Eventually, by learning to control Songbird, Booker and Elizabeth manage to destroy the siphon inside the Columbia statue suppressing Beth’s power, and the entire game take trip to crazy town. It’s what occurs after which has so many people up in arms or otherwise befuddled. Breaking from the game’s own internal logic, Elizabeth shows Booker the complete multiverse of infinite Bookers in his attempt to defeat Comstock and rescue Elizabeth, manifested as a sea of endless lighthouses with endless pairings of Booker and Elizabeth. Booker’s judgment on how to kill Comstock is to go back to the moment of initial schism and be drowned in the baptism waters, a repeat of an event encountered at the beginning of the game. Of course, there’s been no indication that someone can replace someone else entering a new reality. Booker should see himself, and even then, it wouldn’t be himself but just another variation of himself, one that ordered watermelon instead of cantaloupe for dessert that morning.

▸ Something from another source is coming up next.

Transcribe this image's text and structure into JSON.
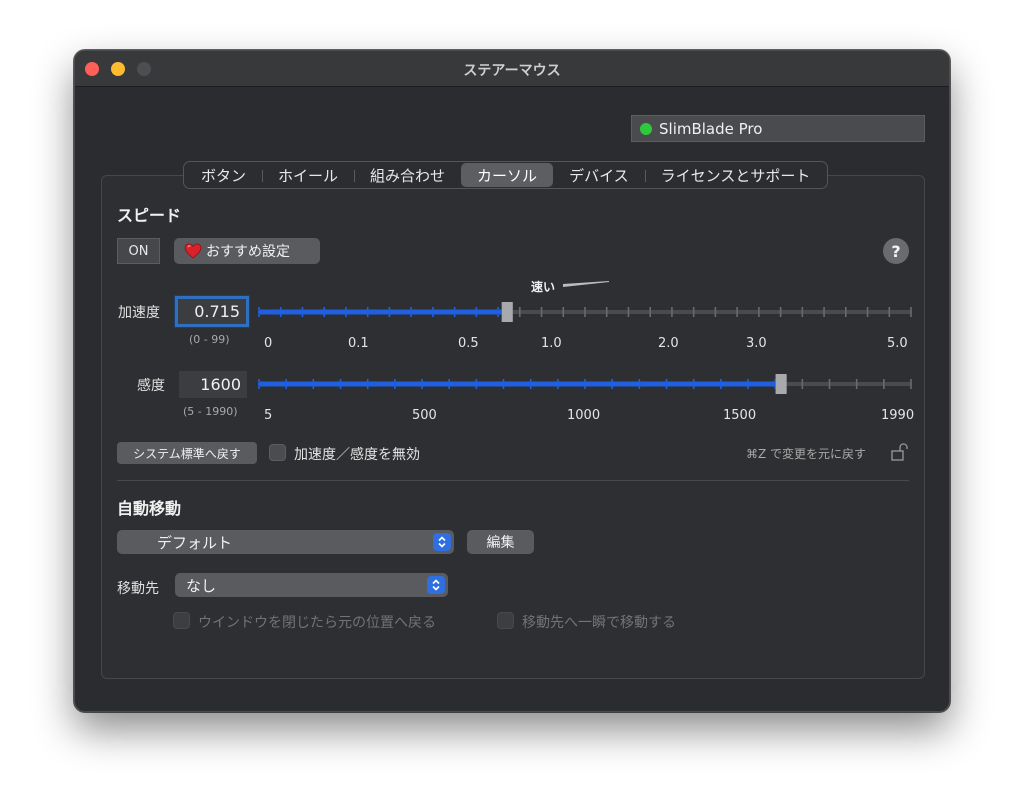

So I believe this ending is not a complete new reality but one constructed by Elizabeth for Booker to know the truth. It only serves as a mechanism for Booker to find closure.
Does he die? According to the post-credit sequence, no. He finds himself back in his old room, probably dropped into a new reality after drowning. Does Elizabeth die? Why should see? None of the others that made it to that point did; this was why Booker saw so many variations of her standing over him. Some gamers take a literal explanation, that Booker dies and Elizabeth ceases to exist, but I can’t entertain that as a possibility as that creates a paradox which parallel realities can actually work around. Like in Fight Club, it is not the literal bullet through the head which kills the alternate Tyler Durden; it’s the intent and belief that one is killing oneself in order to kill another. The fact that the original Tyler survives doesn’t negate the initial act. And Booker awakening back in this room with his daughter shows that it was his intent to kill that radical belief which mattered, not the physical act of drowning in itself.
But was it good?
Like I said, there’s a tonal shift about half-way through which is jarring and which renders most of the previous act irrelevant—the moment of the first rift passing. Although the suddenly shift in plot complexity is welcome, many of the social issues introduced with the opening act are summarily ignored and never addressed again. Allies suddenly become villains and the abandonment of the social issues can almost be accused a being a cop-out, a racially insensitive one (other reviewers have reached that conclusion). Further, despite what I believe to be a correct analysis of its ending, there is still only circumstantial evidence that it’s correct, with lacking evidence for many of the other interpretations people have made as well. This I judge to be a weakness in the writing to offer up multiple interpretations given present evidence. I don’t mind multiple interpretations, like with The Fountain and later with Cloud Atlas, but I think Bioshock Infinite, keeps too much behind the curtain.